Prescribing an energy expenditure dosage within the public health recommendations can be an effective intervention for treating mild to moderate major depressive disorder. Public health dosage has shown to have the best response and remission rates in this study whereas low dose exercise has little to no effect. There is research supporting the idea of exercise decreasing depressive symptoms; it suggests moderate intensity exercise for 150 minutes per week.[6][7]

Practical AdviceEdit

Exercising within the public health guidelines, >30 minutes of moderate intensity at least 3 times a week can help reduce depression symptoms, in some cases it could be somewhat as effective as anti-depressants. Moderate intensity exercise is any activity that raises heart rate to 50-70% of its max, this can be exercises such as brisk walking, light jogging, bike riding and social games of cricket, tennis etc.

Further ReadingsEdit

Helpful Websites

Lifeline Australia - 13 11 14 (Insert link)

Beyond Blue – 1300 22 4636 (Insert link)

Journal Articles

  1. R E Sallis, (2009) Exercise is medicine and physicians need to prescribe it!. BMJ. 43(1).
  2. J Lepine, (2011) The increasing burden of depression. Neuropsychiatric Disease and Treatment. 7(1) 3-7
  3. D A Lawlor, (2001) The effectiveness of exercise as an intervention in the management of depression: systematic review and meta-regression analysis of randomised controlled trials. BMJ. 322(763).

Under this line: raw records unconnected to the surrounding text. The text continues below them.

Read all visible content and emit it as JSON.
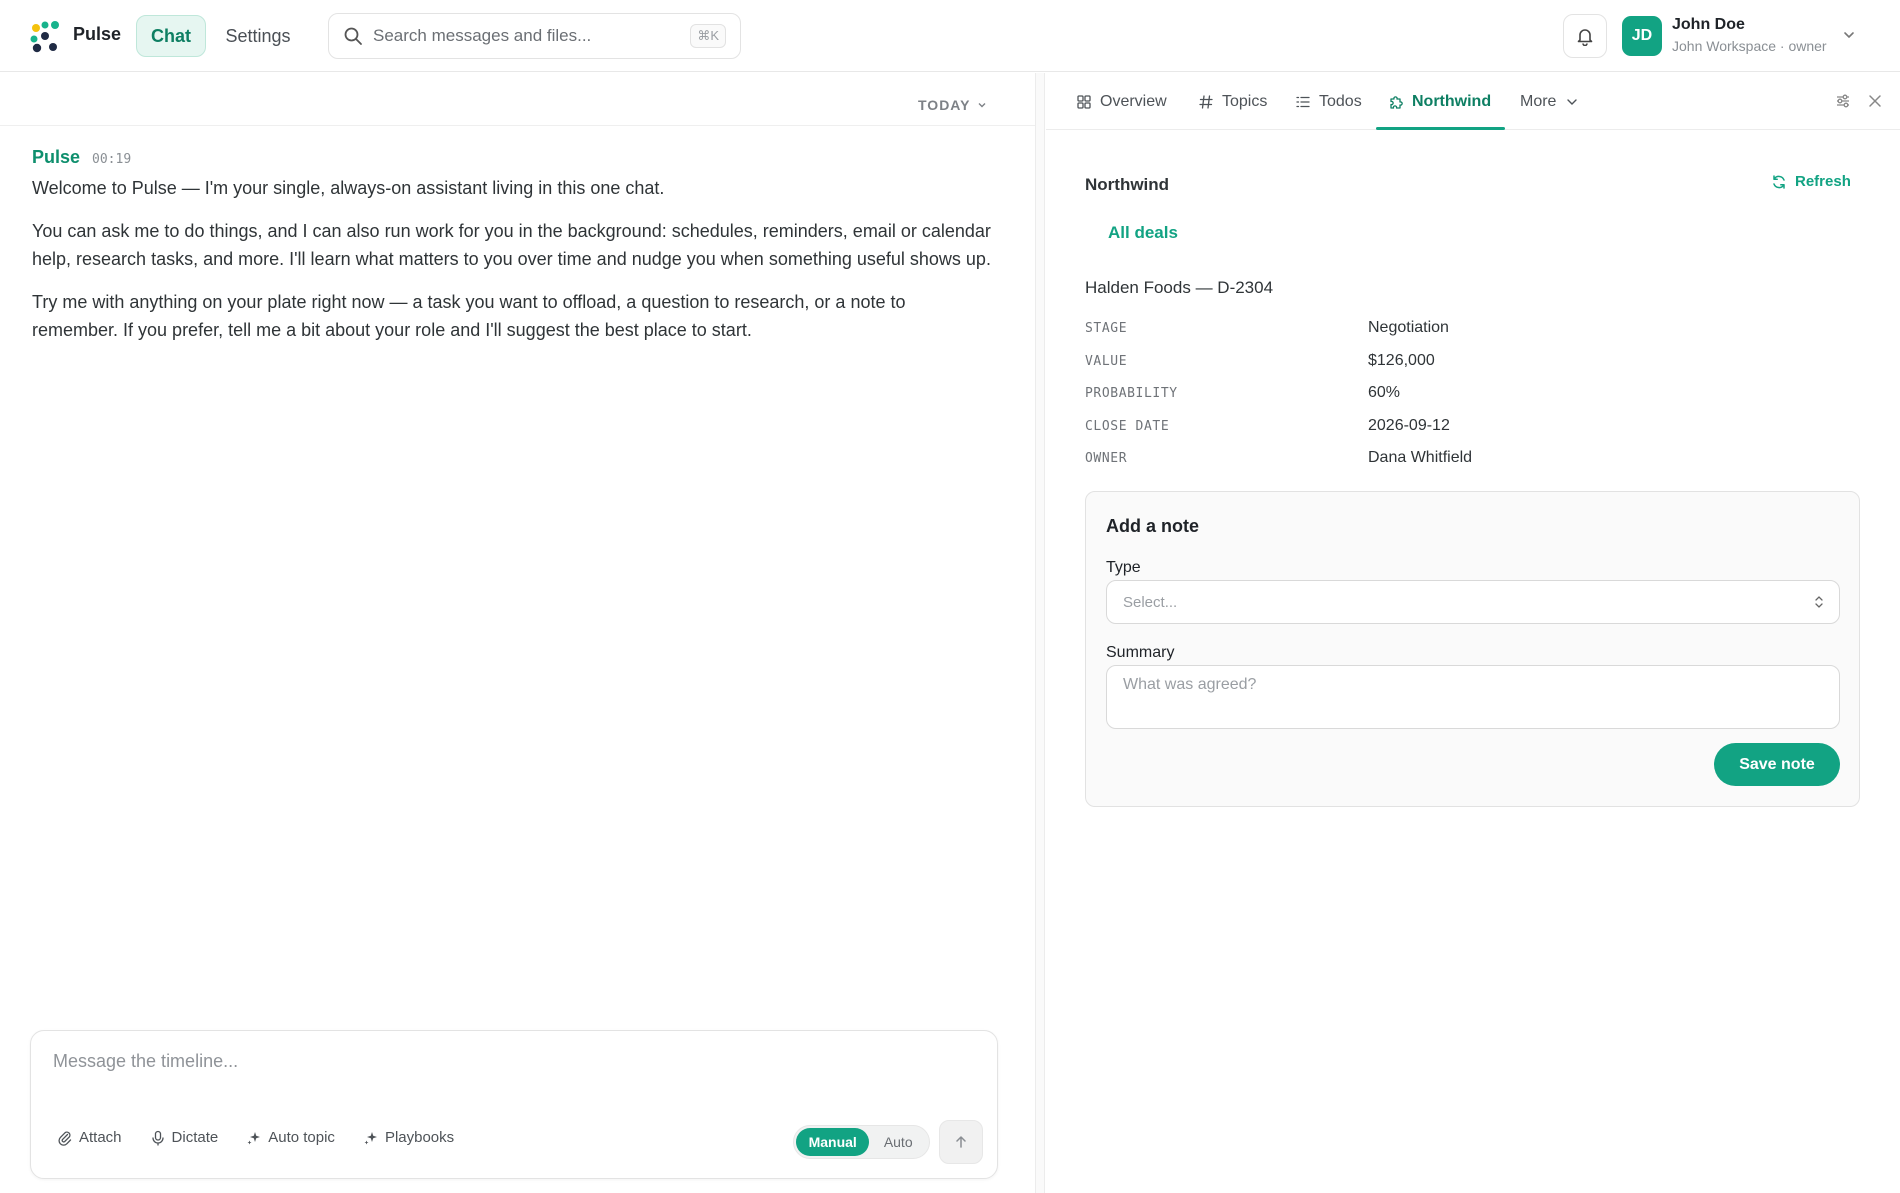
{
  "app": {
    "brand": "Pulse"
  },
  "nav": {
    "chat": "Chat",
    "settings": "Settings"
  },
  "search": {
    "placeholder": "Search messages and files...",
    "shortcut": "⌘K"
  },
  "user": {
    "initials": "JD",
    "name": "John Doe",
    "workspace": "John Workspace · owner"
  },
  "timeline": {
    "date_filter": "TODAY",
    "message": {
      "author": "Pulse",
      "time": "00:19",
      "paragraphs": [
        "Welcome to Pulse — I'm your single, always-on assistant living in this one chat.",
        "You can ask me to do things, and I can also run work for you in the background: schedules, reminders, email or calendar help, research tasks, and more. I'll learn what matters to you over time and nudge you when something useful shows up.",
        "Try me with anything on your plate right now — a task you want to offload, a question to research, or a note to remember. If you prefer, tell me a bit about your role and I'll suggest the best place to start."
      ]
    }
  },
  "composer": {
    "placeholder": "Message the timeline...",
    "tools": [
      "Attach",
      "Dictate",
      "Auto topic",
      "Playbooks"
    ],
    "mode_manual": "Manual",
    "mode_auto": "Auto",
    "mode_selected": "Manual"
  },
  "panel": {
    "tabs": [
      {
        "label": "Overview",
        "icon": "grid-icon"
      },
      {
        "label": "Topics",
        "icon": "hash-icon"
      },
      {
        "label": "Todos",
        "icon": "list-icon"
      },
      {
        "label": "Northwind",
        "icon": "puzzle-icon",
        "active": true
      },
      {
        "label": "More",
        "icon": "chevron-down-icon"
      }
    ],
    "title": "Northwind",
    "refresh": "Refresh",
    "all_deals": "All deals",
    "deal_name": "Halden Foods — D-2304",
    "fields": [
      {
        "label": "STAGE",
        "value": "Negotiation"
      },
      {
        "label": "VALUE",
        "value": "$126,000"
      },
      {
        "label": "PROBABILITY",
        "value": "60%"
      },
      {
        "label": "CLOSE DATE",
        "value": "2026-09-12"
      },
      {
        "label": "OWNER",
        "value": "Dana Whitfield"
      }
    ],
    "note": {
      "title": "Add a note",
      "type_label": "Type",
      "type_placeholder": "Select...",
      "summary_label": "Summary",
      "summary_placeholder": "What was agreed?",
      "save": "Save note"
    }
  },
  "colors": {
    "accent": "#12a383",
    "accent_dark": "#0e7f63",
    "logo_yellow": "#f4c20d",
    "logo_teal": "#17b38c",
    "logo_navy": "#1f2a44"
  }
}
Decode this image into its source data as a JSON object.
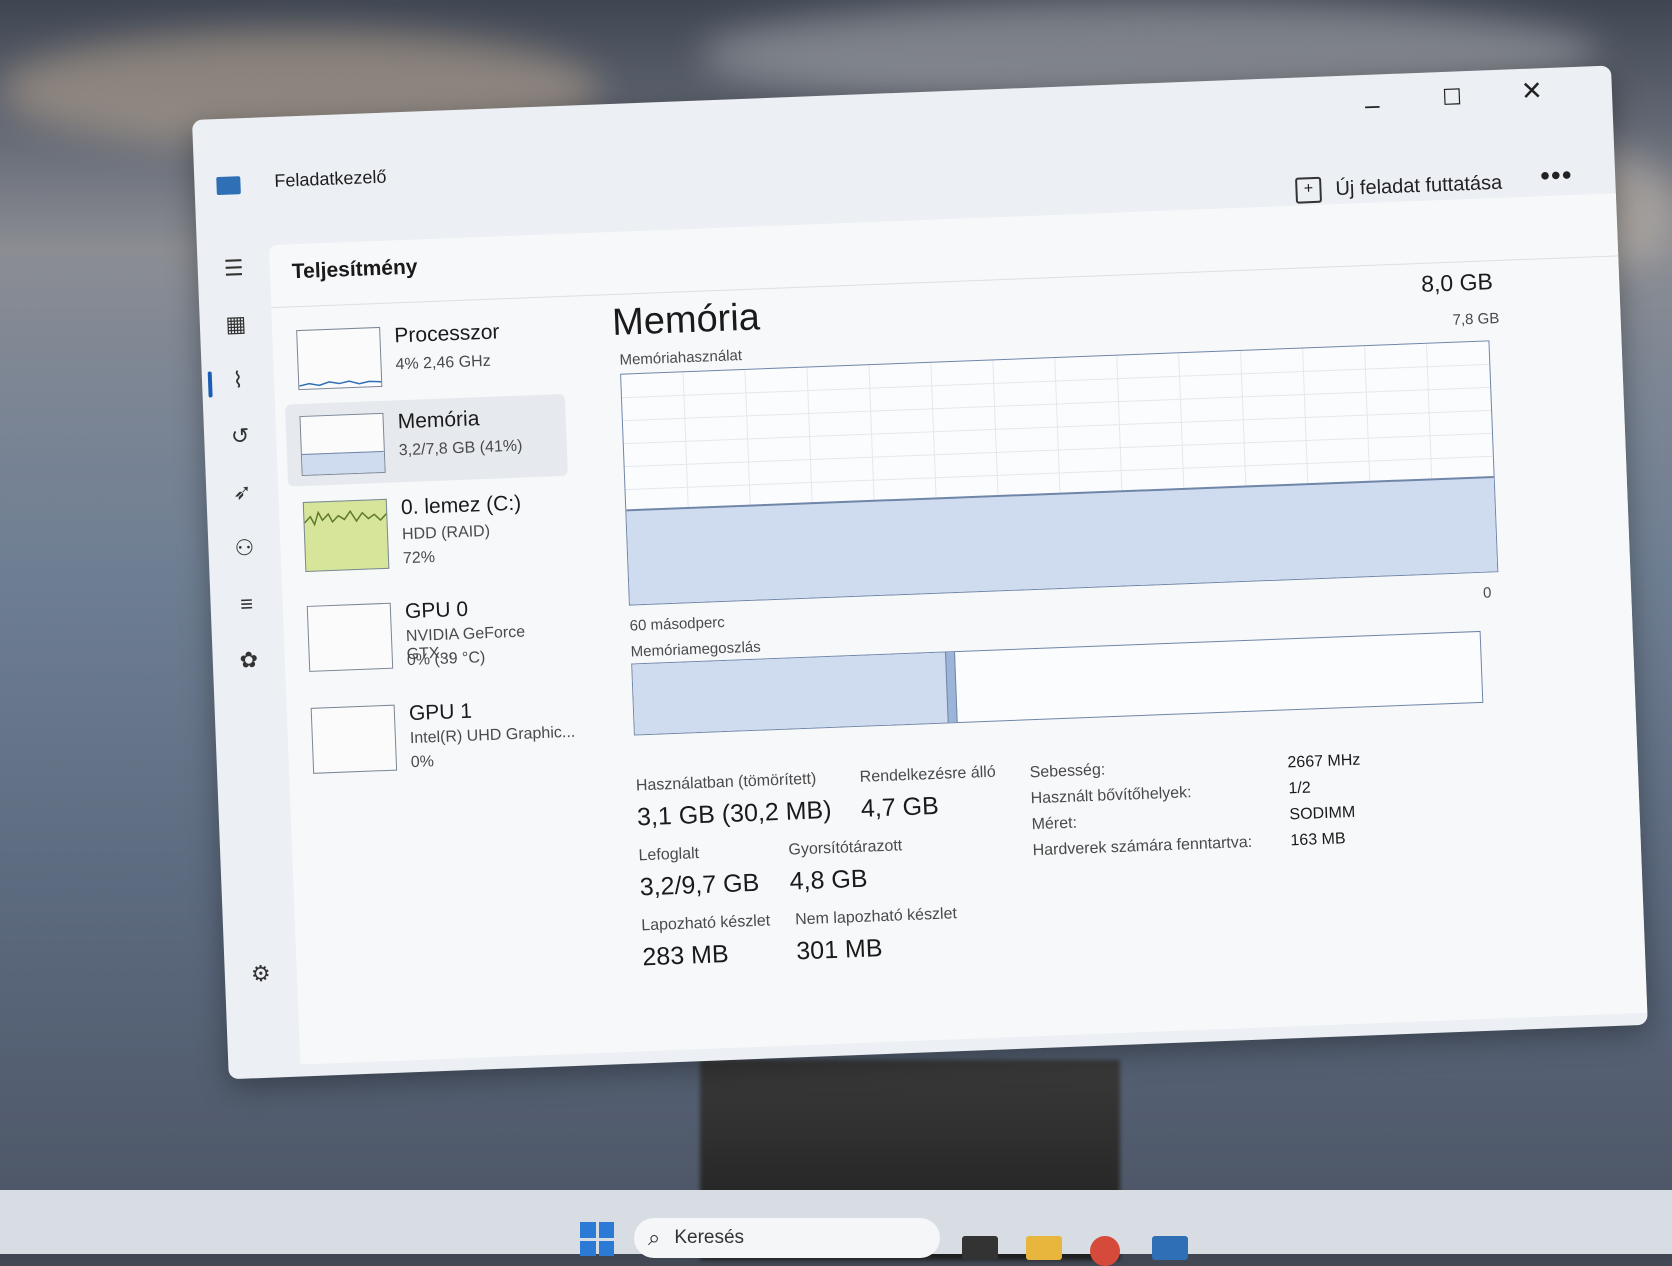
{
  "window": {
    "title": "Feladatkezelő"
  },
  "command_bar": {
    "run_new_task": "Új feladat futtatása",
    "more": "•••"
  },
  "page": {
    "title": "Teljesítmény"
  },
  "tiles": [
    {
      "name": "Processzor",
      "line1": "4% 2,46 GHz",
      "line2": ""
    },
    {
      "name": "Memória",
      "line1": "3,2/7,8 GB (41%)",
      "line2": ""
    },
    {
      "name": "0. lemez (C:)",
      "line1": "HDD (RAID)",
      "line2": "72%"
    },
    {
      "name": "GPU 0",
      "line1": "NVIDIA GeForce GTX...",
      "line2": "0% (39 °C)"
    },
    {
      "name": "GPU 1",
      "line1": "Intel(R) UHD Graphic...",
      "line2": "0%"
    }
  ],
  "memory": {
    "title": "Memória",
    "total": "8,0 GB",
    "chart_max": "7,8 GB",
    "usage_label": "Memóriahasználat",
    "time_label": "60 másodperc",
    "time_zero": "0",
    "composition_label": "Memóriamegoszlás",
    "usage_fraction": 0.41,
    "stats": {
      "in_use_label": "Használatban (tömörített)",
      "in_use_value": "3,1 GB (30,2 MB)",
      "available_label": "Rendelkezésre álló",
      "available_value": "4,7 GB",
      "committed_label": "Lefoglalt",
      "committed_value": "3,2/9,7 GB",
      "cached_label": "Gyorsítótárazott",
      "cached_value": "4,8 GB",
      "paged_label": "Lapozható készlet",
      "paged_value": "283 MB",
      "nonpaged_label": "Nem lapozható készlet",
      "nonpaged_value": "301 MB"
    },
    "props": [
      {
        "label": "Sebesség:",
        "value": "2667 MHz"
      },
      {
        "label": "Használt bővítőhelyek:",
        "value": "1/2"
      },
      {
        "label": "Méret:",
        "value": "SODIMM"
      },
      {
        "label": "Hardverek számára fenntartva:",
        "value": "163 MB"
      }
    ]
  },
  "taskbar": {
    "search_placeholder": "Keresés"
  },
  "colors": {
    "accent": "#1b5fb4",
    "memory_fill": "#cfdcef",
    "disk_fill": "#d7e59a"
  }
}
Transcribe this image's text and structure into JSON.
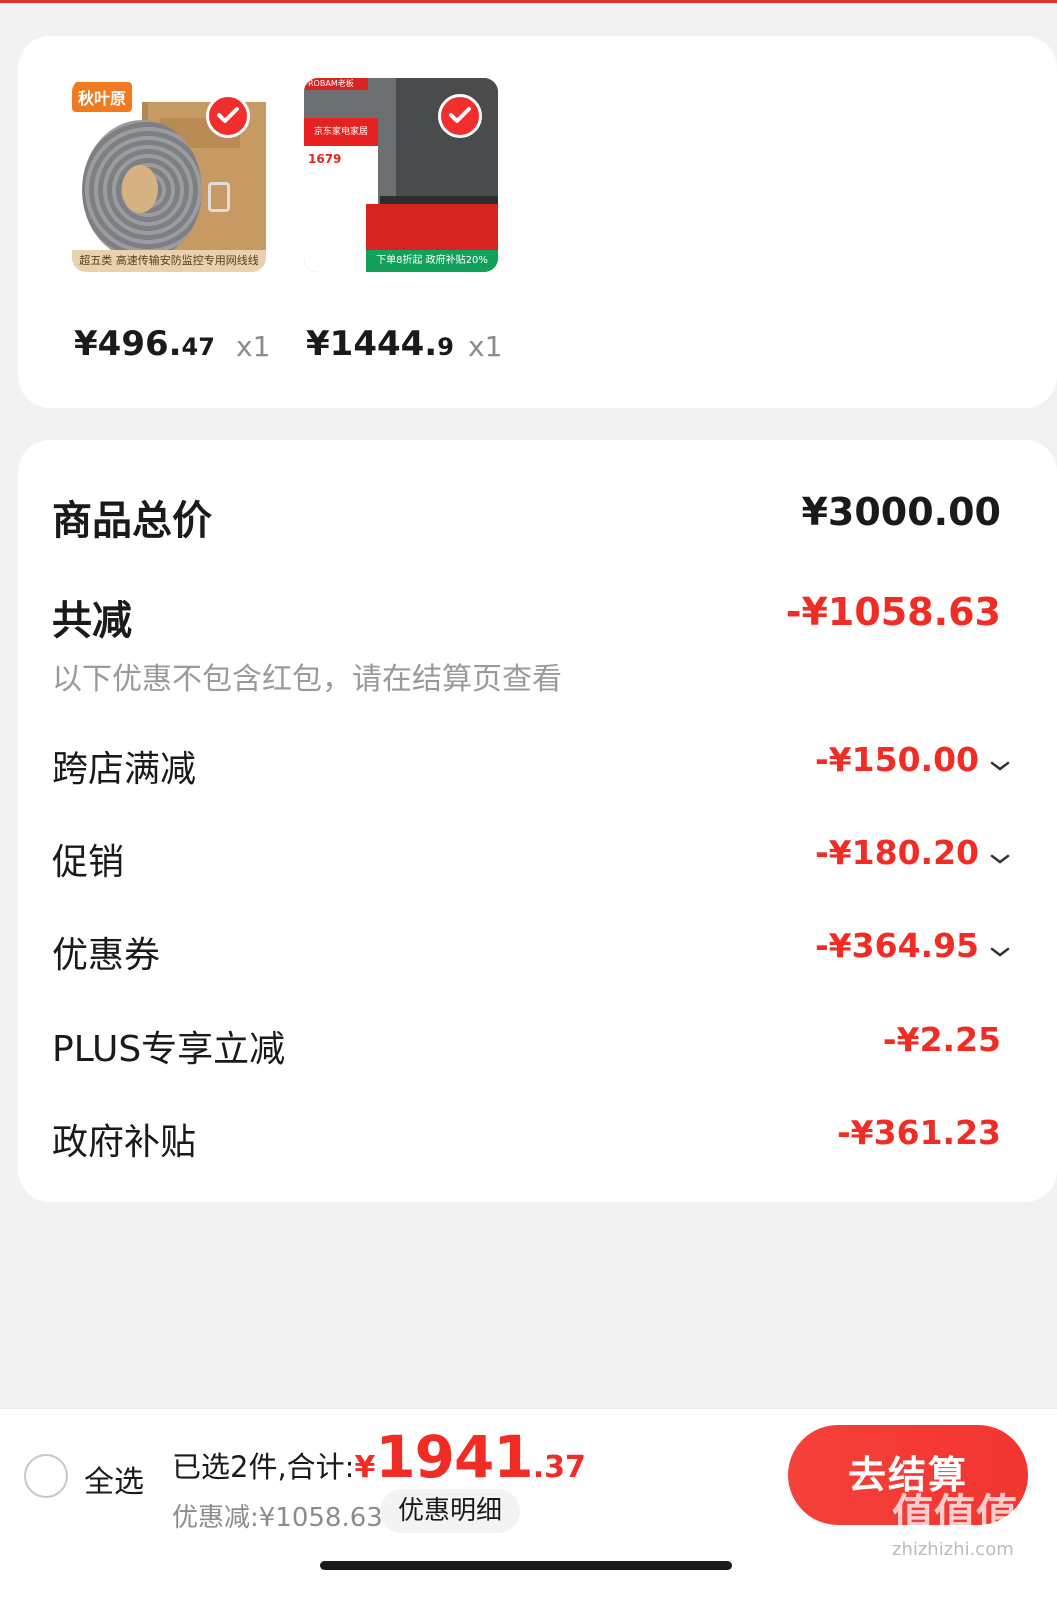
{
  "products": [
    {
      "brand_tag": "秋叶原",
      "caption": "超五类 高速传输安防监控专用网线线",
      "price_int": "¥496.",
      "price_dec": "47",
      "qty": "x1"
    },
    {
      "brand_tag": "ROBAM老板",
      "promo_price": "1679",
      "promo_banner": "下单8折起 政府补贴20%",
      "price_int": "¥1444.",
      "price_dec": "9",
      "qty": "x1"
    }
  ],
  "summary": {
    "total_label": "商品总价",
    "total_value": "¥3000.00",
    "reduce_label": "共减",
    "reduce_value": "-¥1058.63",
    "note": "以下优惠不包含红包，请在结算页查看",
    "items": [
      {
        "label": "跨店满减",
        "value": "-¥150.00"
      },
      {
        "label": "促销",
        "value": "-¥180.20"
      },
      {
        "label": "优惠券",
        "value": "-¥364.95"
      },
      {
        "label": "PLUS专享立减",
        "value": "-¥2.25"
      },
      {
        "label": "政府补贴",
        "value": "-¥361.23"
      }
    ]
  },
  "bottom": {
    "select_all": "全选",
    "selected_text": "已选2件,合计:",
    "total_yen": "¥",
    "total_int": "1941",
    "total_dec": ".37",
    "discount_text": "优惠减:¥1058.63",
    "detail_button": "优惠明细",
    "checkout_button": "去结算",
    "watermark": "值值值",
    "watermark_url": "zhizhizhi.com"
  },
  "colors": {
    "accent_red": "#f02c25",
    "checkout_red": "#f6403a",
    "background": "#f2f2f2"
  }
}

  1. Sane Australia (Insert link)
  2. B. K. Pedersen (2015), Exercise as medicine – evidence for prescribing exercise as therapy in 26 different chronic diseases. Scandinavian Journal of Medicine & Science in Sports. 25(3):1-72
  3. Alan A Montgomery, (2003) Design, analysis and presentation of factorial randomised controlled trials. BMC Medical Research Methodology. 26(3)
  4. R. Michael Bagby, (2004) The Hamilton Depression Rating Scale: Has the Gold Standard Become a Lead Weight?. American Journal of Psychiatry. Volume unknown
  5. B Gelaye, (2014) Assessing validity of a depression screening instrument in the absence of a gold standard. Annals of Epidemiology. 24(7) 527-531
  6. J A. Blumenthal, (1999) Effects of Exercise Training on Older Patients With Major Depression. JAMA. 159(19):2349-2356
  7. G M Cooney, (2013) Exercise for Depression. Cochrane Library. Volume unknown